--- Exercise materials ---

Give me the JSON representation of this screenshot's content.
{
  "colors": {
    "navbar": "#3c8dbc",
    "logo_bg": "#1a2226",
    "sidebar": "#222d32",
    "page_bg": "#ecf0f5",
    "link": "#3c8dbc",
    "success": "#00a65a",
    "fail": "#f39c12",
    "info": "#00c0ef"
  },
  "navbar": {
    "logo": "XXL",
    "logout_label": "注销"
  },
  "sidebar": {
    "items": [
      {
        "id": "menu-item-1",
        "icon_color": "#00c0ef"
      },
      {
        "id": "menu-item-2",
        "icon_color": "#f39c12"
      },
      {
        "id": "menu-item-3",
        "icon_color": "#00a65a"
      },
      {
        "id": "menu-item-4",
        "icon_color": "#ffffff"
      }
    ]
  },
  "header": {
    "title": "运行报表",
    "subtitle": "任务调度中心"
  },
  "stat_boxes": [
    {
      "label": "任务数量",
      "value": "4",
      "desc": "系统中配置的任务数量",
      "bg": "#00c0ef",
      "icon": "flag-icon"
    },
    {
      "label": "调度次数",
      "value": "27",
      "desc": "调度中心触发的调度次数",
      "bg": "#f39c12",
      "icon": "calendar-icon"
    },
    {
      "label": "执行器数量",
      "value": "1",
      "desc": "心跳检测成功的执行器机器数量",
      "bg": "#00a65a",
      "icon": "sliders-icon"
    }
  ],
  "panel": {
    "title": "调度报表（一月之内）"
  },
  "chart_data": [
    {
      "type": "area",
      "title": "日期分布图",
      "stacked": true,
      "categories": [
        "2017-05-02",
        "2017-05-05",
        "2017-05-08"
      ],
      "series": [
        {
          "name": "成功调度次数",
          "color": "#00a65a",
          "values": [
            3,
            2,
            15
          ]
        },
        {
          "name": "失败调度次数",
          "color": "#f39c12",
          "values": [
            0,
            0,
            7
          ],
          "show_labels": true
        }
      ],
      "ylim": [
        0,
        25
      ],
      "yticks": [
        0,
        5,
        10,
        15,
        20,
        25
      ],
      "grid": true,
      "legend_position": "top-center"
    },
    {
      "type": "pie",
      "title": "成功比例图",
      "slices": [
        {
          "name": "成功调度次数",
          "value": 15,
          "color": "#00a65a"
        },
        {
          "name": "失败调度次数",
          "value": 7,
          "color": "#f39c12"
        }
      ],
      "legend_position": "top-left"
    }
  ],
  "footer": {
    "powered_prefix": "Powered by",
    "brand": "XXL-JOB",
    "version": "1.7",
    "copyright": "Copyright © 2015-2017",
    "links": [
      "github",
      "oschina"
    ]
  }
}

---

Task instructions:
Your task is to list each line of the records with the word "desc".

Response to the task:
      "desc": "系统中配置的任务数量",
      "desc": "调度中心触发的调度次数",
      "desc": "心跳检测成功的执行器机器数量",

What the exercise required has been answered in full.